Tuesday in CE: Amazon Didn't Kill Toys R Us But They Are Picking the Bones Clean
The dust has barely settled on the Toys R Us firesale and CE retail giants like Amazon are already chomping at the bit to take over their assets. Reports have already started coming through that Amazon is window shopping some of the impending foreclosures, expanding their retail brick-and-mortar footprint.
To get it out of the way, it's unlikely that Amazon will continue using the Toys R Us brand, opting to continue expanding on their $13.7 billion Whole Foods play, bookstore ventures, or cashier-less convenience-store concept. For the record, that acquisition gave Amazon 450 physical locations across the United States.
Toys R Us has over 560 locations in America, topping 1,758 worldwide.
Amazon has already started showcasing their Echo Dot at a long list of the Whole Foods locations, adding a ton of additional sales to the digital assistant. But this would seemingly be a different manner from the king of disruption. If you think about it, Whole Foods and a convenience store serve hyper-specific needs and also feel organic with their recent grocery shopping push. Opening an electronics store for the sake of opening one doesn't quite hold the same gravity.
Then again, this is Amazon and it's probably not that one-dimensional. This would also be the second time they looked to scoop up a bunch of empty locations, courting Circut City at the time of their bankruptcy. Nothing came of those talks.
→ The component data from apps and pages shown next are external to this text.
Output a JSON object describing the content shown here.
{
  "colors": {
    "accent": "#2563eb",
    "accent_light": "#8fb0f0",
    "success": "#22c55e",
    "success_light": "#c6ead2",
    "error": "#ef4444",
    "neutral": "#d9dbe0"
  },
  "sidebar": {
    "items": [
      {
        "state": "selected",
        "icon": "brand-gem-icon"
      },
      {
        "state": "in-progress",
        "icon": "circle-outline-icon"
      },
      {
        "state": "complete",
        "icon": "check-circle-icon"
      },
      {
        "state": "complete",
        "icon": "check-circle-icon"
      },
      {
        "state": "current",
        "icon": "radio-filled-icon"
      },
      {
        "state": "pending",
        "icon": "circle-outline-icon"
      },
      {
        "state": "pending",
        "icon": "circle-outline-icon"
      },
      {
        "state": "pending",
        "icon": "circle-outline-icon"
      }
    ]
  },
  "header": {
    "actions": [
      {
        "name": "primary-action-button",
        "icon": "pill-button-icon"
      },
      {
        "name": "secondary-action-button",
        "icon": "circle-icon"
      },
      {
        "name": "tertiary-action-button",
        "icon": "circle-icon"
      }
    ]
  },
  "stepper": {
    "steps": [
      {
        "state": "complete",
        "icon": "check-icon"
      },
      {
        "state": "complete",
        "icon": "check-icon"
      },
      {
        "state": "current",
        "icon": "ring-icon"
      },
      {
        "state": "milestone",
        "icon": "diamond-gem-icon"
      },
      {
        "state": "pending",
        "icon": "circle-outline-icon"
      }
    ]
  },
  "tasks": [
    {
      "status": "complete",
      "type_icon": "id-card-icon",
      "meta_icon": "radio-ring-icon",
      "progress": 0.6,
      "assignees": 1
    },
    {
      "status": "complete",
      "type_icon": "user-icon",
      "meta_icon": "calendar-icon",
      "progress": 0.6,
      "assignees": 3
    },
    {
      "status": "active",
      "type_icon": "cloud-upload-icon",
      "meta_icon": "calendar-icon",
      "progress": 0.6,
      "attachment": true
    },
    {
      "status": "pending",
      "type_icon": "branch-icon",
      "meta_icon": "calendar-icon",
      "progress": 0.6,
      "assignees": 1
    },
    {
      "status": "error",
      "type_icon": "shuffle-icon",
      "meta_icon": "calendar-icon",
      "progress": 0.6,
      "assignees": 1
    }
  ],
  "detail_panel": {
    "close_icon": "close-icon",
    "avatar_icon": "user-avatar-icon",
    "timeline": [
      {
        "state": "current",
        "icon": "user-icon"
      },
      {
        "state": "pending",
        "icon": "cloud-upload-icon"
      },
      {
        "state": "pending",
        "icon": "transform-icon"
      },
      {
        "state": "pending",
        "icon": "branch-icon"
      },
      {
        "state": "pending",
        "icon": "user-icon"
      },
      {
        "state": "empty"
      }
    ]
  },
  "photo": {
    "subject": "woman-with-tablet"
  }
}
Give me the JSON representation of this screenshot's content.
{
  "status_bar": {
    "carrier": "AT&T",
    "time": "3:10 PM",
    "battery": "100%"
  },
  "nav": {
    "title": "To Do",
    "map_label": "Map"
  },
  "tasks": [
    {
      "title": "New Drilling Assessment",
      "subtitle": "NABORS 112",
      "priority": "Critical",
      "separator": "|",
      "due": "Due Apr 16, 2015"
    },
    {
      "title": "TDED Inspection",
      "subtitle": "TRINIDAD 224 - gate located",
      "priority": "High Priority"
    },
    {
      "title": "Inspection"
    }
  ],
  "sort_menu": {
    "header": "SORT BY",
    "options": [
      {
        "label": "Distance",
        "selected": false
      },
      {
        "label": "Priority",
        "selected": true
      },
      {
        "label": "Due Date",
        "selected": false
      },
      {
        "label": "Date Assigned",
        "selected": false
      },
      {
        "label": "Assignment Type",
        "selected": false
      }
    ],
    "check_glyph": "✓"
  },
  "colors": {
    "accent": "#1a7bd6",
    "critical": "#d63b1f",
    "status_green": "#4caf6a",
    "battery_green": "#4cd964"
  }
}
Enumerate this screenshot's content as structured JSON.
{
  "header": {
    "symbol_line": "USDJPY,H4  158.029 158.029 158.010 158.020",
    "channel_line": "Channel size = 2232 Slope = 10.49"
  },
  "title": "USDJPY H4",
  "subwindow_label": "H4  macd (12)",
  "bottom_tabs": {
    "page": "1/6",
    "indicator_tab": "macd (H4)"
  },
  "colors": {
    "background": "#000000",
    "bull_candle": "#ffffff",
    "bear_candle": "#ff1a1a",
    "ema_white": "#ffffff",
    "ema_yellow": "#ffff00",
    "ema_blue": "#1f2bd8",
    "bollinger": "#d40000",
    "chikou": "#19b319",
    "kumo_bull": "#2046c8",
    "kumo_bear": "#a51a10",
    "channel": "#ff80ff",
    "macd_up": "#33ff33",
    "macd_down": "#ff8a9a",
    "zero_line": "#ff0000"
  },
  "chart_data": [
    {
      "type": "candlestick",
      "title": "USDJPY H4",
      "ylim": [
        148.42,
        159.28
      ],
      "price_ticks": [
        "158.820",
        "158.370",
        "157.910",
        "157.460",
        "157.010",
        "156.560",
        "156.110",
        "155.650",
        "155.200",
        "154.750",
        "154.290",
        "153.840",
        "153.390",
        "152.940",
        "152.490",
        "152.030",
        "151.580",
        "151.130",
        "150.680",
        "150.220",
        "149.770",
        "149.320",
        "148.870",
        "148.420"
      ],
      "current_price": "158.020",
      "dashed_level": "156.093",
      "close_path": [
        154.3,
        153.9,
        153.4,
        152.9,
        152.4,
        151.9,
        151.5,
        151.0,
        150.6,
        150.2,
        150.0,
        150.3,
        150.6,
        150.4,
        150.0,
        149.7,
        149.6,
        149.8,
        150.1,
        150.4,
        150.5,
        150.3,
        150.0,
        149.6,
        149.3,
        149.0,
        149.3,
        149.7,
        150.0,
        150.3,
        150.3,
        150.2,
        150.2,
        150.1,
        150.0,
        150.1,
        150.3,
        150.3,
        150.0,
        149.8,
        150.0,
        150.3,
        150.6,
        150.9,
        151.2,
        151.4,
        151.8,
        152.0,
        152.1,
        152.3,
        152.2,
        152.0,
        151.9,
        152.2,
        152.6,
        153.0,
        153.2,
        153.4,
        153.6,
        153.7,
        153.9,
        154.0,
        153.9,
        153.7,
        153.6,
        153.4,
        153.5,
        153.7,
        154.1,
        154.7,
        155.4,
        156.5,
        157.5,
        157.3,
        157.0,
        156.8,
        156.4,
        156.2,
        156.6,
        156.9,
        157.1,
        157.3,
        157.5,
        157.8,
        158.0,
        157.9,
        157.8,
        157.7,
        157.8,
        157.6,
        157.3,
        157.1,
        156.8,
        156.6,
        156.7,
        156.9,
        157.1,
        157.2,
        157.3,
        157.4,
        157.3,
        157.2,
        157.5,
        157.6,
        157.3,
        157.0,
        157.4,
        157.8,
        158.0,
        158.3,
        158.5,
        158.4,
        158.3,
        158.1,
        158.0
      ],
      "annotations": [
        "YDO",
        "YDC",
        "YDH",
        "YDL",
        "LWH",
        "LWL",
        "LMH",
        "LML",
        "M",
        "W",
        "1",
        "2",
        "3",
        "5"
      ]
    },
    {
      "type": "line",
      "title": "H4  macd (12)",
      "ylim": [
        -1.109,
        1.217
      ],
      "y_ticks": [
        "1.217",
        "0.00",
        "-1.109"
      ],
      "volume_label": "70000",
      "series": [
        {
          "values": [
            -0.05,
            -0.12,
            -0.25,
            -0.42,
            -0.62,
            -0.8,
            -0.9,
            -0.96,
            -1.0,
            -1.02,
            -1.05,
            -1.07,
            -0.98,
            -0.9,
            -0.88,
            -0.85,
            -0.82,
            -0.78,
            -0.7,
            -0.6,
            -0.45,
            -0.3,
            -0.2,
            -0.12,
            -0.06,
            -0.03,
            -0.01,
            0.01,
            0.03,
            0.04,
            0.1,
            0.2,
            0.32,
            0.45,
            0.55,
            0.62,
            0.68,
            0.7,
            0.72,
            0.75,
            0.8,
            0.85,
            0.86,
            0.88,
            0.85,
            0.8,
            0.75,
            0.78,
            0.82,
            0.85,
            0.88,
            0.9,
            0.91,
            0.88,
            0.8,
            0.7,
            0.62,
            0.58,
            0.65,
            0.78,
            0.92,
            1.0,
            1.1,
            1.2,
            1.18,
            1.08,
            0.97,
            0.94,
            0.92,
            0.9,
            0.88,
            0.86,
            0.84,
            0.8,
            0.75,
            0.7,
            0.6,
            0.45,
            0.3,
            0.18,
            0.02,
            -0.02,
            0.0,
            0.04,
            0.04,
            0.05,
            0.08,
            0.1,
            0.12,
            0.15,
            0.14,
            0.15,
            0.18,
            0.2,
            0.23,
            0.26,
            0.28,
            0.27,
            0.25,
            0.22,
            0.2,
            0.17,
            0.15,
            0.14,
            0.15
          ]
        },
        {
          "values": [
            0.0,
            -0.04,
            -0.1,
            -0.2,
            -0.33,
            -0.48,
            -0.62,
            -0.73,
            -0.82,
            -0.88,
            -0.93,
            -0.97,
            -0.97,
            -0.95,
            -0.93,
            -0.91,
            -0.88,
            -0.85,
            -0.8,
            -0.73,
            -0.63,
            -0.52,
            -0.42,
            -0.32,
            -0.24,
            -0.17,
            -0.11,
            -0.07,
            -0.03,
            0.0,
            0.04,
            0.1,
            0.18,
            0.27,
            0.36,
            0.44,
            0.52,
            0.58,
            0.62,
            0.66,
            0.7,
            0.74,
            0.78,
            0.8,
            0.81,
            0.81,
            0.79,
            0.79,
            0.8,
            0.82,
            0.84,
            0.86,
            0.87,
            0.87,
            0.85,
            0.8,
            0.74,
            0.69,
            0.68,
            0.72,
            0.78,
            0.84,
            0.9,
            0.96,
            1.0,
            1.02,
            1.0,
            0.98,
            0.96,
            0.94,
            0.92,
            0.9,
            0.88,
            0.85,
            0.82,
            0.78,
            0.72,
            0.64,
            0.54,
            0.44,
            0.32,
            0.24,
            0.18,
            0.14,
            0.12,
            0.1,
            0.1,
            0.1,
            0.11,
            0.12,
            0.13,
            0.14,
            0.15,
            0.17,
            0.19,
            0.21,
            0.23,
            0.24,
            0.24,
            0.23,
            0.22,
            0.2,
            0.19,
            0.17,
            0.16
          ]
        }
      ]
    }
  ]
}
The move right now is uncertain, and the sources are all unverified, but this would make a lot of sense. Amazon has a lot of interest in being the local big-box killer. They have shown time and time again that their brand recognition and ability to stay so agile keeps paying off.
Laser Shortage Means Android Notches Are Mostly Aesthetic
If you are like me, you hate to see the mass of copycat Androids running to copy Apple's latest smartphone tactic. Not only does it kill innovation it will create more complacency as companies don't have to bring a new product to the market, just one that vaguely resembles Apple.
And truthfully, I don't understand the logic. You won't convince Apple users to make the switch, they already like their iPhone ecosystems. On the flip side, you might convince your Android loyal users to just buy an iPhone to get the full benefits, effectively driving away the already minimal, yet loyal audience of people who believed in your product in the first place.
But I digress.
A new report reveals that the same lasers and 3D sensing cameras are in a massive shortage right now. In fact, they might not hit the market again for two years. In their findings, Reuters reports that three of the largest suppliers - Viavi Solutions, Ams AG and Finisar Corp - are "severely bottlenecked" on key parts that means “mass adoption of 3D sensing will not happen until next year.”
“We may have a potential introduction of a second handset maker into 3D sensing at the end of this calendar year,"Viavi’s senior director of investor relations Bill Ong told Reuters. "(But) the volumes would be very low. In 2019 you clearly will see at least two or more Android-based phones.”